# THE PROBLEM
What is needed here is a faithful repeat of every entry, with no character changed.

Data excerpts:
'''
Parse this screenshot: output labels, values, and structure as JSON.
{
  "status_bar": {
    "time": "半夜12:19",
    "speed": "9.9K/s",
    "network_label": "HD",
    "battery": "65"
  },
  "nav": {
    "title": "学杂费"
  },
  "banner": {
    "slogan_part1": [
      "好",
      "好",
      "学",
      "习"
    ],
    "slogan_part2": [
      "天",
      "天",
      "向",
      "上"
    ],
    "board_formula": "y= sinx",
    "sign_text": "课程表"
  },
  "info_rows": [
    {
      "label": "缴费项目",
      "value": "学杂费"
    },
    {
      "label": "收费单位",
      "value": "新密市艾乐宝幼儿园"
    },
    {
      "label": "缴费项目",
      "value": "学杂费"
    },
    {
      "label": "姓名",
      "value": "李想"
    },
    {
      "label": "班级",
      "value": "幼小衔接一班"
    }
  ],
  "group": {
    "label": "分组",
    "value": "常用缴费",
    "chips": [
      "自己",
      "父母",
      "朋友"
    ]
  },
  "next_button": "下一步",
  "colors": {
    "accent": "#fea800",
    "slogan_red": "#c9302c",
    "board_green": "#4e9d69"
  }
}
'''
# WRITTEN SOLUTION
Parse this screenshot: output labels, values, and structure as JSON.
{
  "status_bar": {
    "time": "半夜12:19",
    "speed": "9.9K/s",
    "network_label": "HD",
    "battery": "65"
  },
  "nav": {
    "title": "学杂费"
  },
  "banner": {
    "slogan_part1": [
      "好",
      "好",
      "学",
      "习"
    ],
    "slogan_part2": [
      "天",
      "天",
      "向",
      "上"
    ],
    "board_formula": "y= sinx",
    "sign_text": "课程表"
  },
  "info_rows": [
    {
      "label": "缴费项目",
      "value": "学杂费"
    },
    {
      "label": "收费单位",
      "value": "新密市艾乐宝幼儿园"
    },
    {
      "label": "缴费项目",
      "value": "学杂费"
    },
    {
      "label": "姓名",
      "value": "李想"
    },
    {
      "label": "班级",
      "value": "幼小衔接一班"
    }
  ],
  "group": {
    "label": "分组",
    "value": "常用缴费",
    "chips": [
      "自己",
      "父母",
      "朋友"
    ]
  },
  "next_button": "下一步",
  "colors": {
    "accent": "#fea800",
    "slogan_red": "#c9302c",
    "board_green": "#4e9d69"
  }
}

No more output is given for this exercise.